The answer must consist of every line in the data below that holds the word "will".

PROVIDED DATA:
-------------------------

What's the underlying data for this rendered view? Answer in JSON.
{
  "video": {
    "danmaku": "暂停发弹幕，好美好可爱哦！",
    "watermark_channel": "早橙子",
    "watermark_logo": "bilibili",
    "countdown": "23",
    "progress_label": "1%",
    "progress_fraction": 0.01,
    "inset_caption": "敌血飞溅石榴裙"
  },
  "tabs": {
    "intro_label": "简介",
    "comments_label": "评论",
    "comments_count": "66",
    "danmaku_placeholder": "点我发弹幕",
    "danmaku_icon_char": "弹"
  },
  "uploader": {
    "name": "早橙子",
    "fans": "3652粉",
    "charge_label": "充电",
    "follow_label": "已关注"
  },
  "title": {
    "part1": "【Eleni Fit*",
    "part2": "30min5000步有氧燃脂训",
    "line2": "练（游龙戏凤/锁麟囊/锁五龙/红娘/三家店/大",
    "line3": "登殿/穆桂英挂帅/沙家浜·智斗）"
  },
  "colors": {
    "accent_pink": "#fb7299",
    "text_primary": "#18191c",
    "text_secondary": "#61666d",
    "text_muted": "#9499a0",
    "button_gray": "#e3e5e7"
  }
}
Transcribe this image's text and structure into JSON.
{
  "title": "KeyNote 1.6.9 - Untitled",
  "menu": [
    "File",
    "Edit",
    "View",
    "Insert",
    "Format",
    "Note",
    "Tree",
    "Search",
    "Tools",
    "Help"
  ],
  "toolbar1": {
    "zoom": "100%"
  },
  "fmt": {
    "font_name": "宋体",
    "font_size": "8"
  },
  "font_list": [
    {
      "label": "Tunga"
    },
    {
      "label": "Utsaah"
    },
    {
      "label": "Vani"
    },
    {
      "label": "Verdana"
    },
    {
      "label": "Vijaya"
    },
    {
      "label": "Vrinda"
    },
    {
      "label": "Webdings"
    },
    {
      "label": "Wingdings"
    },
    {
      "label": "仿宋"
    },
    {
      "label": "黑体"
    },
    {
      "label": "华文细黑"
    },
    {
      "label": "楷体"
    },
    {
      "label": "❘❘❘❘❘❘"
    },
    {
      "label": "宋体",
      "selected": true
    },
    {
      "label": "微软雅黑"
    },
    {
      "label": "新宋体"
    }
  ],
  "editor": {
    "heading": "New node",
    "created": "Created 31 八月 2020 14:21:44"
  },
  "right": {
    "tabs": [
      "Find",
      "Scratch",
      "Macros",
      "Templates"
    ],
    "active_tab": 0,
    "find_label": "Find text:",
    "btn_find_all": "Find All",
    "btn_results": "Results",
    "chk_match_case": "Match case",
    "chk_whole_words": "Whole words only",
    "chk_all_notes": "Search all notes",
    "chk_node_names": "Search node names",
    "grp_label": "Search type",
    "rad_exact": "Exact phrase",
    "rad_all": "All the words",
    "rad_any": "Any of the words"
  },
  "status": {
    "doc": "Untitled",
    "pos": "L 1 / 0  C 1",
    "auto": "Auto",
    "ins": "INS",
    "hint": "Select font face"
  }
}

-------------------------

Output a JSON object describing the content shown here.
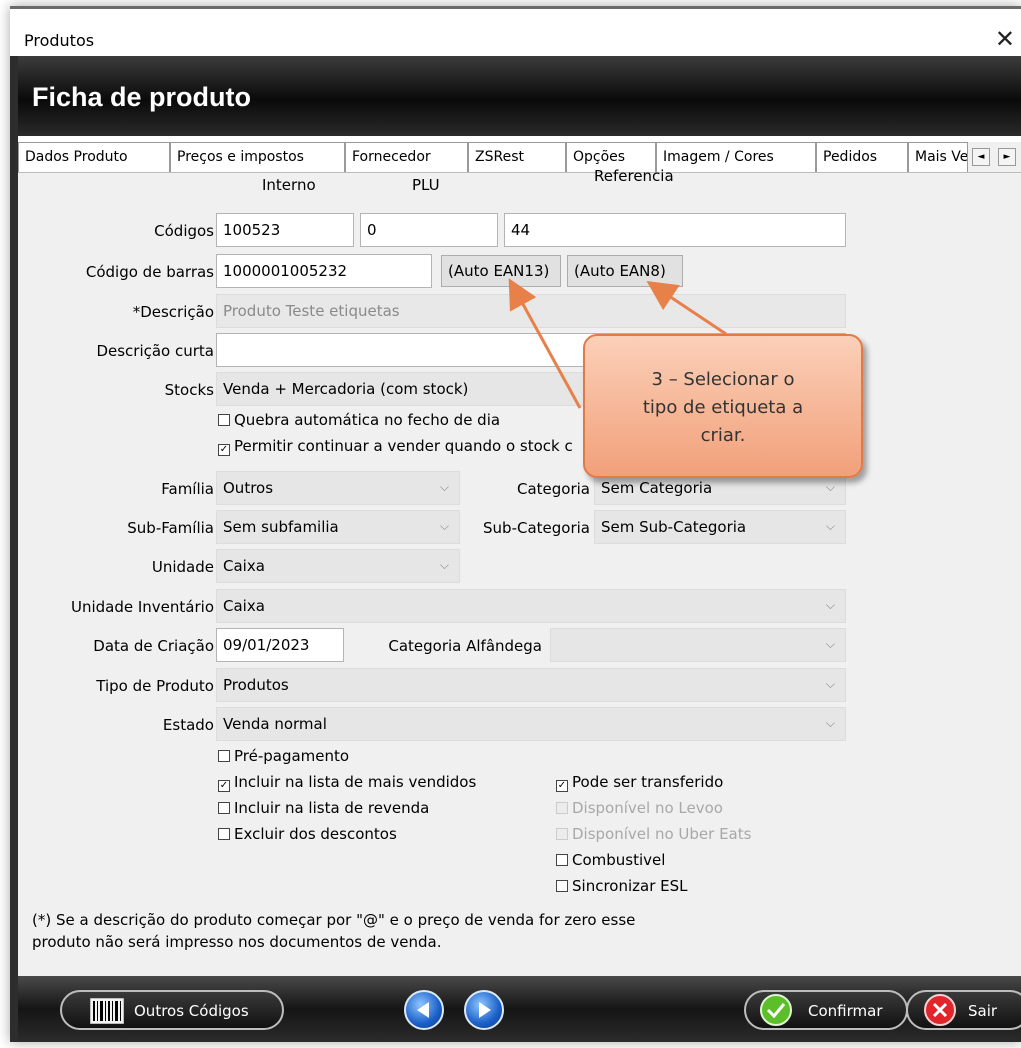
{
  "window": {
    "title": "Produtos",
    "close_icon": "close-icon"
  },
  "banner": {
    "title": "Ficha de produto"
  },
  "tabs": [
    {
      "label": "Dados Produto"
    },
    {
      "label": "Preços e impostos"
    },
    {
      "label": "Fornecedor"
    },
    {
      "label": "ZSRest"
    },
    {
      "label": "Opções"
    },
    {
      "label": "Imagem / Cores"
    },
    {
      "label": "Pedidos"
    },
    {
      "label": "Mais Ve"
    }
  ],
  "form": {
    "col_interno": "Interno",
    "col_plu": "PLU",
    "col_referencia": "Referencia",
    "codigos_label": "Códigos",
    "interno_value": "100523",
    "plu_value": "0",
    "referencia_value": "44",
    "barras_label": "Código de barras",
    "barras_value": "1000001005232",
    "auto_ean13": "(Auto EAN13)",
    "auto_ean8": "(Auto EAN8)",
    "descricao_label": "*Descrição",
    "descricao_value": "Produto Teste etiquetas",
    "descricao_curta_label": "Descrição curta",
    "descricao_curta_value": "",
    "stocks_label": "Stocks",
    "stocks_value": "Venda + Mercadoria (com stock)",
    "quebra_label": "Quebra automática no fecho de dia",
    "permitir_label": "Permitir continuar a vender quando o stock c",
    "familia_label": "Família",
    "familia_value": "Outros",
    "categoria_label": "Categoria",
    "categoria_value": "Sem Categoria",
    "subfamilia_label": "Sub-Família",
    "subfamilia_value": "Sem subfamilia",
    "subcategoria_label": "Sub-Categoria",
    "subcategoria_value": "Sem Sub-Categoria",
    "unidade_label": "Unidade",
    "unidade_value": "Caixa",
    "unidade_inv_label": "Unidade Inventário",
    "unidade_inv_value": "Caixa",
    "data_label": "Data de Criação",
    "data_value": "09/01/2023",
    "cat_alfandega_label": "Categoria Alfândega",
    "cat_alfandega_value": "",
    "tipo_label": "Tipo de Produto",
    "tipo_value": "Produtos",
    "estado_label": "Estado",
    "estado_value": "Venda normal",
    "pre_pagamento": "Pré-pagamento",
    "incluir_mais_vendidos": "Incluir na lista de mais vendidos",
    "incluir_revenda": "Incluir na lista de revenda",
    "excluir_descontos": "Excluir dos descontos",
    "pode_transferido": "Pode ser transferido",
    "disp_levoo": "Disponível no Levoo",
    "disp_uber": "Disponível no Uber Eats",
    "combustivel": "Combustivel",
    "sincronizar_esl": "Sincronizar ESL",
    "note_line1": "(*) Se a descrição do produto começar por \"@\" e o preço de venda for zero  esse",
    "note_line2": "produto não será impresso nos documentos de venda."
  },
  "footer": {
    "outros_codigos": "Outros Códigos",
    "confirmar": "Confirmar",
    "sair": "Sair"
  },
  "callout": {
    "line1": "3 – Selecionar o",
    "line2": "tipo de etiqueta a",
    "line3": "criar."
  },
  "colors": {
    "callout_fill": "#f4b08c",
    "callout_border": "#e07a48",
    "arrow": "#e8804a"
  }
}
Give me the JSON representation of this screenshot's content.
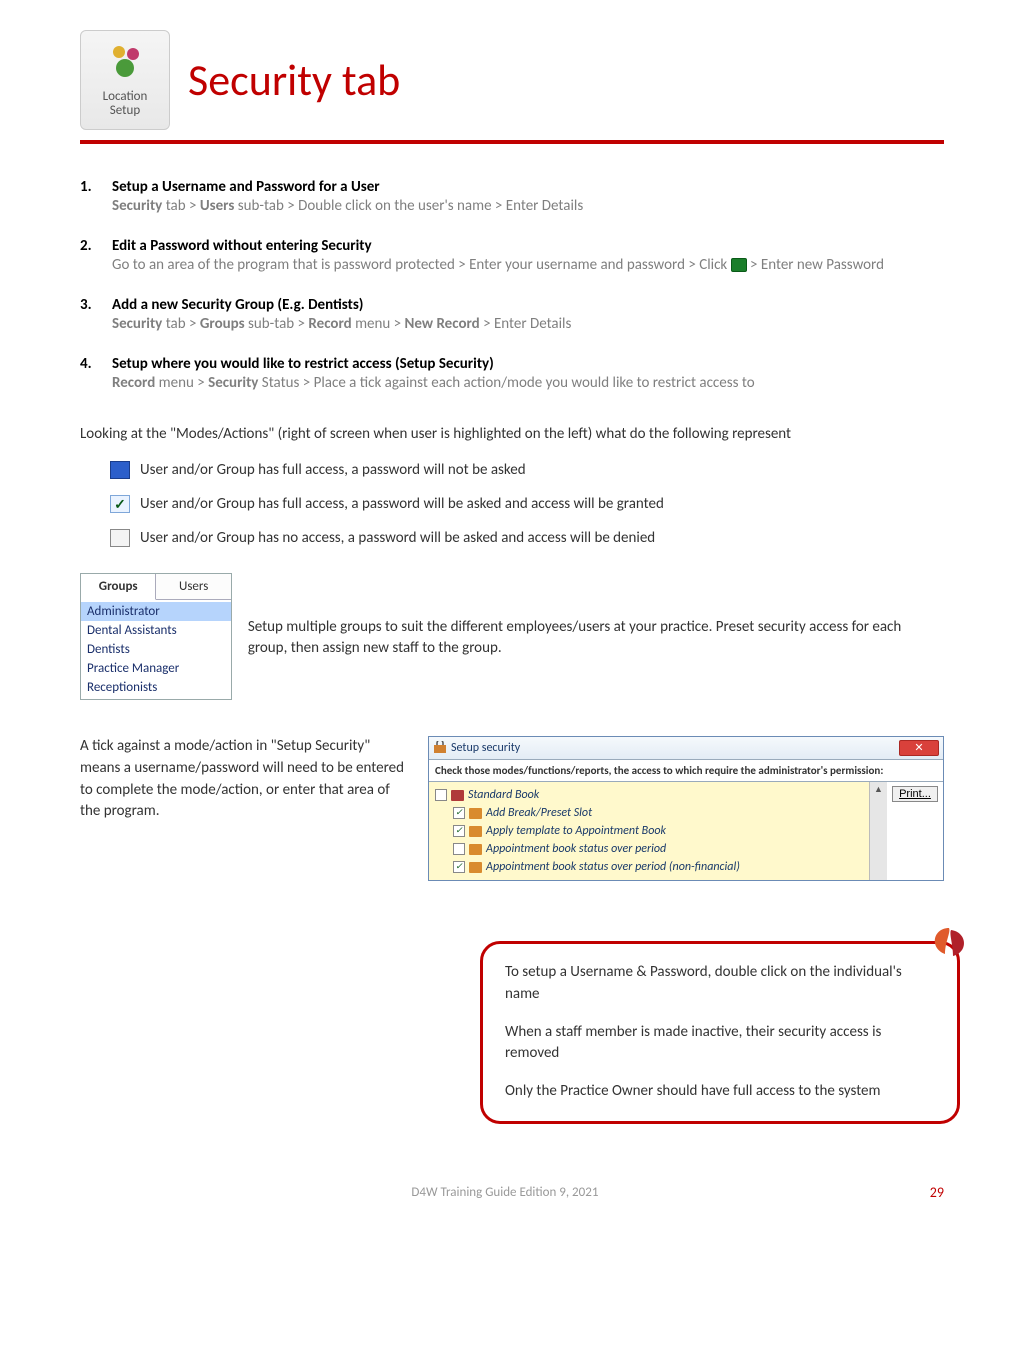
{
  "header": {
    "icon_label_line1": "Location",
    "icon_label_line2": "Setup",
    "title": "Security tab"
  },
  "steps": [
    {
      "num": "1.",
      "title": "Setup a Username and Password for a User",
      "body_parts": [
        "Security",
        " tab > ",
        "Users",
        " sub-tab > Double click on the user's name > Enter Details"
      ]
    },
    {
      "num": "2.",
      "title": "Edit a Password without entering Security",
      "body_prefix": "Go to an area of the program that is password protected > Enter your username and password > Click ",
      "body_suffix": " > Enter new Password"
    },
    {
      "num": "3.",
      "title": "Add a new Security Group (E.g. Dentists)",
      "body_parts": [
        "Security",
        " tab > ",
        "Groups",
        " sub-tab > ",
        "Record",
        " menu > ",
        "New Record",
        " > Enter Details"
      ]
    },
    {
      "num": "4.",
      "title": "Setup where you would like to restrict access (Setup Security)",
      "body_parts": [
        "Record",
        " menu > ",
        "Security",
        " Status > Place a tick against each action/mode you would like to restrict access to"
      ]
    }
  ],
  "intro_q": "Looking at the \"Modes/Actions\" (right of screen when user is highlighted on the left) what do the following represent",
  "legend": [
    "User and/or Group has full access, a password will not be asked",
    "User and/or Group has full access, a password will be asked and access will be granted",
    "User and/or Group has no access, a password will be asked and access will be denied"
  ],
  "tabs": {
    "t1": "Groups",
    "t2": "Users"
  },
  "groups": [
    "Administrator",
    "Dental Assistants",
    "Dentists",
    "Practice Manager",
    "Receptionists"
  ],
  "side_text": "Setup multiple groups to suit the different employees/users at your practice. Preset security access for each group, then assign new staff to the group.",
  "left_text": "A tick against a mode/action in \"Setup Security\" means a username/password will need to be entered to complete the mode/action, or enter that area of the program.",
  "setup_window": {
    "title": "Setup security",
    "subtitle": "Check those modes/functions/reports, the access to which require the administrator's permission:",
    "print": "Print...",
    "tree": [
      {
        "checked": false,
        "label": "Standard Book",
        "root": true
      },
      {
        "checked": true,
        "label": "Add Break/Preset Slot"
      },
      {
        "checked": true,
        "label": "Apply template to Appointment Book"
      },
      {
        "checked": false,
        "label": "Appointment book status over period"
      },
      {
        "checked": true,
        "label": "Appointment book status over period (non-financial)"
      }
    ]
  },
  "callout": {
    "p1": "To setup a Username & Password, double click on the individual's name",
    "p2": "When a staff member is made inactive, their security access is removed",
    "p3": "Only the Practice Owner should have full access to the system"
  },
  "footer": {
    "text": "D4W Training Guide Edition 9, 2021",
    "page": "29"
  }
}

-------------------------

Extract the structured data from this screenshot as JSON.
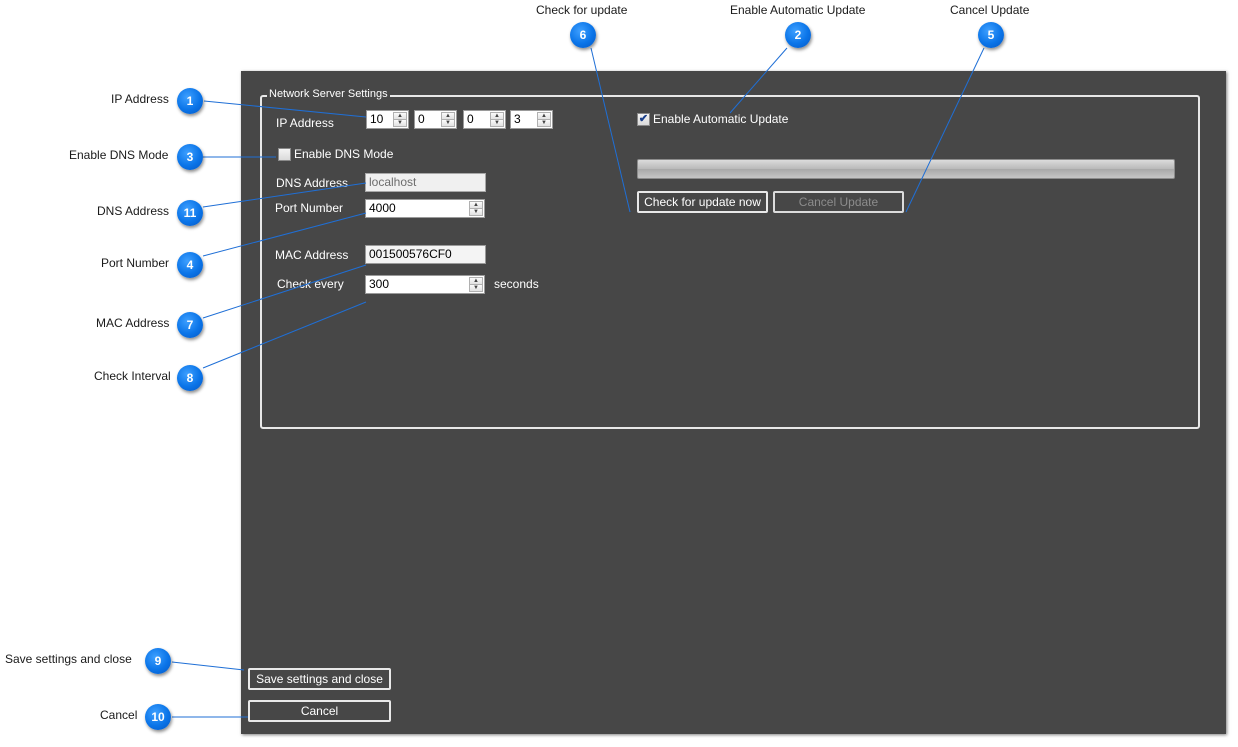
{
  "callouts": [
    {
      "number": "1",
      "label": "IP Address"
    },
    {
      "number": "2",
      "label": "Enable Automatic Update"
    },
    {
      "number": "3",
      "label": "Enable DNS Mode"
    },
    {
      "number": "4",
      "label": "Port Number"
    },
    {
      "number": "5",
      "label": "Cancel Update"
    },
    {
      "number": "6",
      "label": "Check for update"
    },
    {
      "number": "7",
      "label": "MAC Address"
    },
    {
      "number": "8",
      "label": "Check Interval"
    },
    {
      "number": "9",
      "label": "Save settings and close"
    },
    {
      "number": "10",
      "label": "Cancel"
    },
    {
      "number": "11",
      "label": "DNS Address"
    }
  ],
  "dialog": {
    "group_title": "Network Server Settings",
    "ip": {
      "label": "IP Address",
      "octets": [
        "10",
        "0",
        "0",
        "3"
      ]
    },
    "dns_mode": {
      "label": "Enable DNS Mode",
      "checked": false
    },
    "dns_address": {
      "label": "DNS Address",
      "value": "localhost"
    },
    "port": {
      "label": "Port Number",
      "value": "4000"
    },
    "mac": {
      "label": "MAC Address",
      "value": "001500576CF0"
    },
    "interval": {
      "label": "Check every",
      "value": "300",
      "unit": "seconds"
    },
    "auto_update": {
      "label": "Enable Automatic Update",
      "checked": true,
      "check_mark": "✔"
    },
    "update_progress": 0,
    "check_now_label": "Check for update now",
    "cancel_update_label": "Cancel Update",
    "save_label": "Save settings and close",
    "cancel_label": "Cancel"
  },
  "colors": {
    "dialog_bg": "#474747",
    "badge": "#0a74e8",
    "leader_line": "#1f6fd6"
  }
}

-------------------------

WRITTEN ANSWER:
    "User and/or Group has full access, a password will not be asked",
    "User and/or Group has full access, a password will be asked and access will be granted",
    "User and/or Group has no access, a password will be asked and access will be denied"
  "left_text": "A tick against a mode/action in \"Setup Security\" means a username/password will need to be entered to complete the mode/action, or enter that area of the program.",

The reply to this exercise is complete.